Work instruction
Each record should be copied exactly into the answer, and no picture should go with it.

--- Material shown Enclosed Below ---

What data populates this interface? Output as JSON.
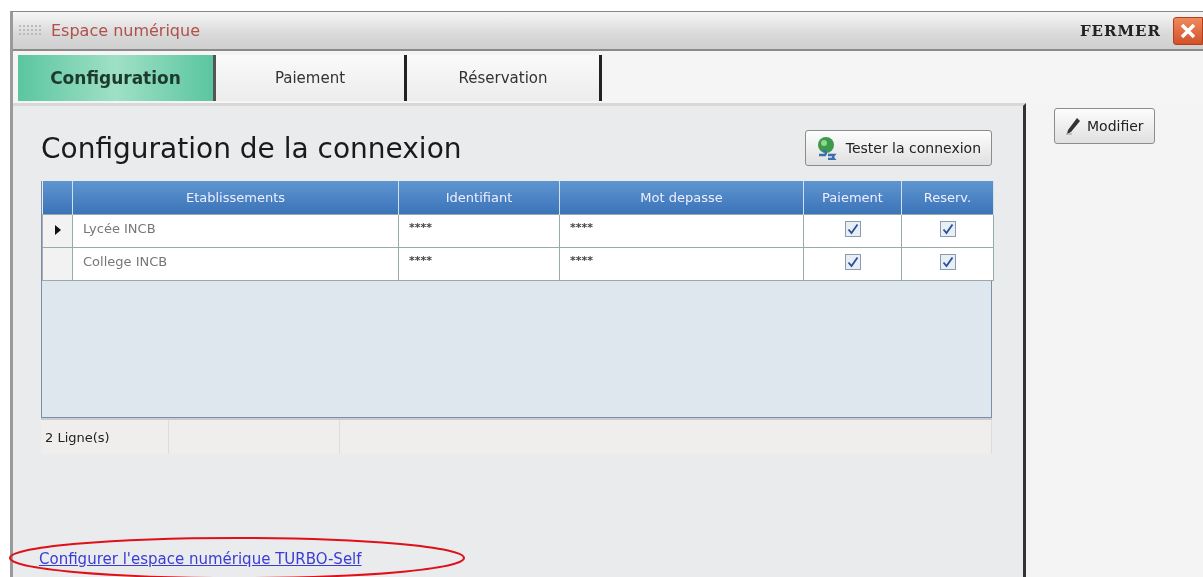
{
  "window": {
    "title": "Espace numérique",
    "close_label": "FERMER"
  },
  "tabs": [
    {
      "label": "Configuration",
      "selected": true
    },
    {
      "label": "Paiement",
      "selected": false
    },
    {
      "label": "Réservation",
      "selected": false
    }
  ],
  "heading": "Configuration de la connexion",
  "test_button": "Tester la connexion",
  "modify_button": "Modifier",
  "table": {
    "columns": [
      "Etablissements",
      "Identifiant",
      "Mot depasse",
      "Paiement",
      "Reserv."
    ],
    "rows": [
      {
        "selected": true,
        "establishment": "Lycée INCB",
        "identifier": "****",
        "password": "****",
        "payment": true,
        "reservation": true
      },
      {
        "selected": false,
        "establishment": "College INCB",
        "identifier": "****",
        "password": "****",
        "payment": true,
        "reservation": true
      }
    ],
    "footer": "2 Ligne(s)"
  },
  "link": "Configurer l'espace numérique TURBO-Self"
}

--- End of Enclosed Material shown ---

Reply to the exercise
What data populates this interface? Output as JSON.
{
  "window": {
    "title": "Espace numérique",
    "close_label": "FERMER"
  },
  "tabs": [
    {
      "label": "Configuration",
      "selected": true
    },
    {
      "label": "Paiement",
      "selected": false
    },
    {
      "label": "Réservation",
      "selected": false
    }
  ],
  "heading": "Configuration de la connexion",
  "test_button": "Tester la connexion",
  "modify_button": "Modifier",
  "table": {
    "columns": [
      "Etablissements",
      "Identifiant",
      "Mot depasse",
      "Paiement",
      "Reserv."
    ],
    "rows": [
      {
        "selected": true,
        "establishment": "Lycée INCB",
        "identifier": "****",
        "password": "****",
        "payment": true,
        "reservation": true
      },
      {
        "selected": false,
        "establishment": "College INCB",
        "identifier": "****",
        "password": "****",
        "payment": true,
        "reservation": true
      }
    ],
    "footer": "2 Ligne(s)"
  },
  "link": "Configurer l'espace numérique TURBO-Self"
}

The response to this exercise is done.